  102. ^
  103. ^
  104. ^
  105. ^
  106. ^
  107. ^
  108. ^
  109. ^
  110. ^
  111. ^
  112. ^
  113. ^
  114. ^
  115. ^
  116. ^
  117. ^
  118. ^
  119. ^
  120. ^
  121. ^
  122. ^
  123. ^
  124. ^
  125. ^
  126. ^
  127. ^
  128. ^
  129. ^
  130. ^
  131. ^
  132. ^
  133. ^
  134. ^
  135. ^
  136. ^
  137. ^
  138. ^
  139. ^
  140. ^
  141. ^
  142. ^
  143. ^
  144. ^
  145. ^
  146. ^
  147. ^
  148. ^
  149. ^
  150. ^
  151. ^
  152. ^
  153. ^
  154. ^
  155. ^
  156. ^
  157. ^
  158. ^
  159. ^
  160. ^
  161. ^
  162. ^
  163. ^
  164. ^
  165. ^
  166. ^
  167. ^
  168. ^
  169. ^
  170. ^
  171. ^
  172. ^
  173. ^
  174. ^
  175. ^
  176. ^
  177. ^
  178. ^

References[edit]

  1. ^ NORZ. "Oliveira Luis Barroso - Carriera - stagioni, presenze, goal ✅". www.tuttocalciatori.net.
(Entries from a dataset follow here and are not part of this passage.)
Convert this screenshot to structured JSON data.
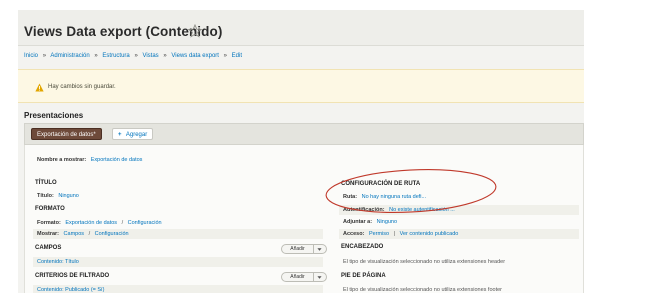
{
  "page": {
    "title": "Views Data export (Contenido)",
    "breadcrumb": [
      "Inicio",
      "Administración",
      "Estructura",
      "Vistas",
      "Views data export",
      "Edit"
    ],
    "breadcrumb_sep": "»"
  },
  "warning": {
    "text": "Hay cambios sin guardar."
  },
  "displays": {
    "section_title": "Presentaciones",
    "active_tab": "Exportación de datos*",
    "add_label": "Agregar",
    "add_plus": "+"
  },
  "display_name": {
    "label": "Nombre a mostrar:",
    "value": "Exportación de datos"
  },
  "left": {
    "title_heading": "TÍTULO",
    "title_label": "Título:",
    "title_value": "Ninguno",
    "format_heading": "FORMATO",
    "format_label": "Formato:",
    "format_value": "Exportación de datos",
    "format_settings": "Configuración",
    "show_label": "Mostrar:",
    "show_value": "Campos",
    "show_settings": "Configuración",
    "link_sep": "/",
    "fields_heading": "CAMPOS",
    "fields_item": "Contenido: Título",
    "filters_heading": "CRITERIOS DE FILTRADO",
    "filters_item": "Contenido: Publicado (= Sí)",
    "add_button": "Añadir"
  },
  "right": {
    "route_heading": "CONFIGURACIÓN DE RUTA",
    "route_label": "Ruta:",
    "route_value": "No hay ninguna ruta defi...",
    "auth_label": "Autentificación:",
    "auth_value": "No existe autentificación ...",
    "attach_label": "Adjuntar a:",
    "attach_value": "Ninguno",
    "access_label": "Acceso:",
    "access_value": "Permiso",
    "access_sep": "|",
    "access_value2": "Ver contenido publicado",
    "header_heading": "ENCABEZADO",
    "header_text": "El tipo de visualización seleccionado no utiliza extensiones header",
    "footer_heading": "PIE DE PÁGINA",
    "footer_text": "El tipo de visualización seleccionado no utiliza extensiones footer"
  },
  "colors": {
    "link": "#0074bd",
    "active_tab": "#6e4a3a",
    "warning_bg": "#fdf8e4",
    "annotation": "#c0392b"
  },
  "icons": [
    "star-icon",
    "warning-icon",
    "chevron-down-icon"
  ]
}
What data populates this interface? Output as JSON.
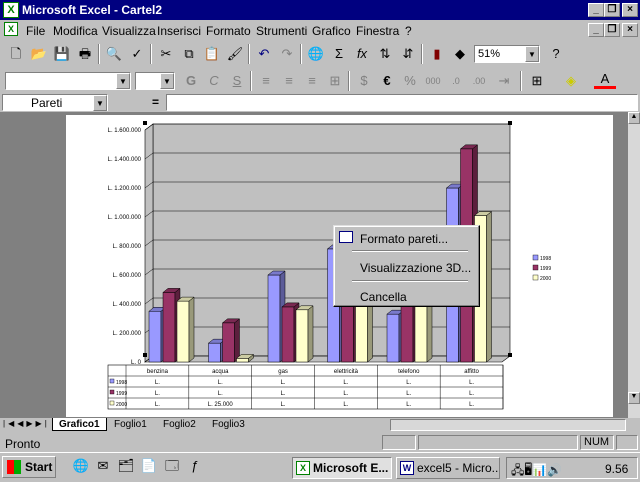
{
  "window": {
    "title": "Microsoft Excel - Cartel2",
    "app_icon": "X"
  },
  "menu": [
    "File",
    "Modifica",
    "Visualizza",
    "Inserisci",
    "Formato",
    "Strumenti",
    "Grafico",
    "Finestra",
    "?"
  ],
  "toolbar": {
    "zoom": "51%",
    "name_box": "Pareti",
    "formula_eq": "=",
    "font_buttons": [
      "G",
      "C",
      "S"
    ],
    "currency": "€",
    "percent": "%"
  },
  "chart_data": {
    "type": "bar",
    "categories": [
      "benzina",
      "acqua",
      "gas",
      "elettricità",
      "telefono",
      "affitto"
    ],
    "series": [
      {
        "name": "1998",
        "values": [
          350000,
          130000,
          600000,
          780000,
          330000,
          1200000
        ]
      },
      {
        "name": "1999",
        "values": [
          480000,
          270000,
          380000,
          620000,
          430000,
          1470000
        ]
      },
      {
        "name": "2000",
        "values": [
          420000,
          25000,
          360000,
          600000,
          480000,
          1010000
        ]
      }
    ],
    "y_ticks": [
      "L. 1.600.000",
      "L. 1.400.000",
      "L. 1.200.000",
      "L. 1.000.000",
      "L. 800.000",
      "L. 600.000",
      "L. 400.000",
      "L. 200.000",
      "L. 0"
    ],
    "ylim": [
      0,
      1600000
    ],
    "legend": [
      "1998",
      "1999",
      "2000"
    ],
    "colors": [
      "#9999ff",
      "#993366",
      "#ffffcc"
    ],
    "table_rows": [
      {
        "label": "1998",
        "cells": [
          "L.",
          "L.",
          "L.",
          "L.",
          "L.",
          "L."
        ]
      },
      {
        "label": "1999",
        "cells": [
          "L.",
          "L.",
          "L.",
          "L.",
          "L.",
          "L."
        ]
      },
      {
        "label": "2000",
        "cells": [
          "L.",
          "L. 25.000",
          "L.",
          "L.",
          "L.",
          "L."
        ]
      }
    ]
  },
  "context_menu": {
    "items": [
      "Formato pareti...",
      "Visualizzazione 3D...",
      "Cancella"
    ]
  },
  "sheet_tabs": [
    "Grafico1",
    "Foglio1",
    "Foglio2",
    "Foglio3"
  ],
  "status": {
    "text": "Pronto",
    "num": "NUM"
  },
  "taskbar": {
    "start": "Start",
    "tasks": [
      "Microsoft E...",
      "excel5 - Micro..."
    ],
    "clock": "9.56"
  }
}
Retrieved 19 August 2018.
  2. ^ "23 anni fa lo storico Juve-Cagliari di Uefa: Lulù Oliveira stende i bianconeri e scrive la storia". L'Unione Sarda (in Italian). 15 March 2017. Retrieved 19 August 2018.
  3. ^ "Serie A: Roma's Edin Dzeko wins top scorer prize". goal.com. Retrieved 23 August 2018.
  4. ^ Editorial, Reuters. "Soccer-Bojinov joins Levski to resurrect career". U.K. Retrieved 24 August 2018.
  5. ^ Verschueren, Gianni. "Ranking the Greatest Free-Kick Takers of All Time". Bleacher Report. Retrieved 23 August 2018.
  6. ^ "The art of free-kick masters: Juninho, Mihajlović and Chilavert". These Football Times. 7 September 2015. Retrieved 23 August 2018.
  7. ^ "George Weah: Africa's only soccer player to have won the Ballon d'Or". The New Times. 28 November 2017. Retrieved 19 August 2018.
  8. ^ "Alfred Gomis: «Io, l'unico italiano al Mondiale per gli schiavi neri e per mio padre>>". Corriere della Sera (in Italian). Retrieved 24 August 2018.
  9. ^ Verschueren, Gianni. "Ranking the Greatest Free-Kick Takers of All Time". Bleacher Report. Retrieved 23 August 2018.
  10. ^ "The art of free-kick masters: Juninho, Mihajlović and Chilavert". These Football Times. 7 September 2015. Retrieved 23 August 2018.
  11. ^ "Pirlo raggiunge Mihajlovic a quota 28". Retrieved 23 August 2018.
  12. ^ "Chi ha fatto più gol in Serie A". Fox Sports. 9 November 2017. Retrieved 18 August 2018.
  13. ^ "10 All Time Top Scorers of Serie A". Sporteology. 20 April 2018. Retrieved 18 August 2018.